The study was supported by the National Institutes of Health, and led by by the Salk institute in California earlier this month.
Salk Professor David Schubert said: “Although other studies have offered evidence that cannabinoids might be neuroprotective against the symptoms of Alzheimer’s, we believe our study is the first to demonstrate that cannabinoids affect both inflammation and amyloid beta accumulation in nerve cells.”
Researcher Antonio Currais, writing for paper Aging and Mechanisms of Disease said that the breakthrough shows that it can be used to stop cells dying in the brain.
He said: ”Inflammation within the brain is a major component of the damage associated with Alzheimer’s disease, but it has always been assumed that this response was coming from immune-like cells in the brain, not the nerve cells themselves.
“It became clear that THC-like compounds that the nerve cells make themselves may be involved in protecting the cells from dying.”
Cannabis has been used for thousands of years, even as early as 4000 bc in China, but it’s not just taken for recreational use.
Using it for medical purposes is not new, with many using the plant to treat ailments such as glaucoma and even epilepsy.
Patients suffering from multiple sclerosis have been known to self-medicate because it can help to control tremors, pains and bladder dysfunction.
Since 2001, patients in Canada can apply to use the drug for serious diseases such as cancer.
While its effectiveness is disputed, scientists do agree that it can help patients, particularly to ward off nausea in chemotherapy patients.
It has even been used in trials with anorexia sufferers, with the drug said to stimulate appetite.
Dr James Pickett, Head of Research at Alzheimer’s Society told express.co.uk: “Research in laboratory grown cells has shown that the active compounds in cannabis can reduce the toxic proteins that are associated with Alzheimer’s disease and could control harmful inflammation.
“However, this effect of has not been rigorously tested in studies involving people and there remains no evidence that cannabis can prevent the development of dementia.
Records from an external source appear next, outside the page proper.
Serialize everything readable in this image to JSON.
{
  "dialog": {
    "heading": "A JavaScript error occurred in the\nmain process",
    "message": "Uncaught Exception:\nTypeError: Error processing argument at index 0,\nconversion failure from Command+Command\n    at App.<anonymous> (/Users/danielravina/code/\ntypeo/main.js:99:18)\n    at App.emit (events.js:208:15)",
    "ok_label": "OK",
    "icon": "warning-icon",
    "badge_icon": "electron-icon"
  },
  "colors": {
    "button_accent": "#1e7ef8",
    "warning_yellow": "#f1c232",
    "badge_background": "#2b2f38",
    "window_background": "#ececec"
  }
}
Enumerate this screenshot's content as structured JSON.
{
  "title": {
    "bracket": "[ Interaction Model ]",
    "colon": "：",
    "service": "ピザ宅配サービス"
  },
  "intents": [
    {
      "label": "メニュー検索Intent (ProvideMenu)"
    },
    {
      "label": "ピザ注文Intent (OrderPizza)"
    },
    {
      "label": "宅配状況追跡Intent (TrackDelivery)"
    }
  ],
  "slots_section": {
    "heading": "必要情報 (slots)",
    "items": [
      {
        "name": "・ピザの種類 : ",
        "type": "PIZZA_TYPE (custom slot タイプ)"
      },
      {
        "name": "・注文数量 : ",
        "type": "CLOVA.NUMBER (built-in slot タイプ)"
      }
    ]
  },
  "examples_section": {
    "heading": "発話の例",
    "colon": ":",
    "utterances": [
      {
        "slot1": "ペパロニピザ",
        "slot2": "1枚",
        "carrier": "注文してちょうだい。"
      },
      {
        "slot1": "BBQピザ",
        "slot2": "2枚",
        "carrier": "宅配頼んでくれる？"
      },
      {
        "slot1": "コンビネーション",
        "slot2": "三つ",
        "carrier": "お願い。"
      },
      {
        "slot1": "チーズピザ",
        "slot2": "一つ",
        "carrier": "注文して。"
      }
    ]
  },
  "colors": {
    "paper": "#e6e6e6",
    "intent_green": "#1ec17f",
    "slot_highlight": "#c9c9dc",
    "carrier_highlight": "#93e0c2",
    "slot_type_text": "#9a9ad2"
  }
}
“More research is needed to fully understand the risks and benefits of components of cannabis as a potential treatment for dementia.”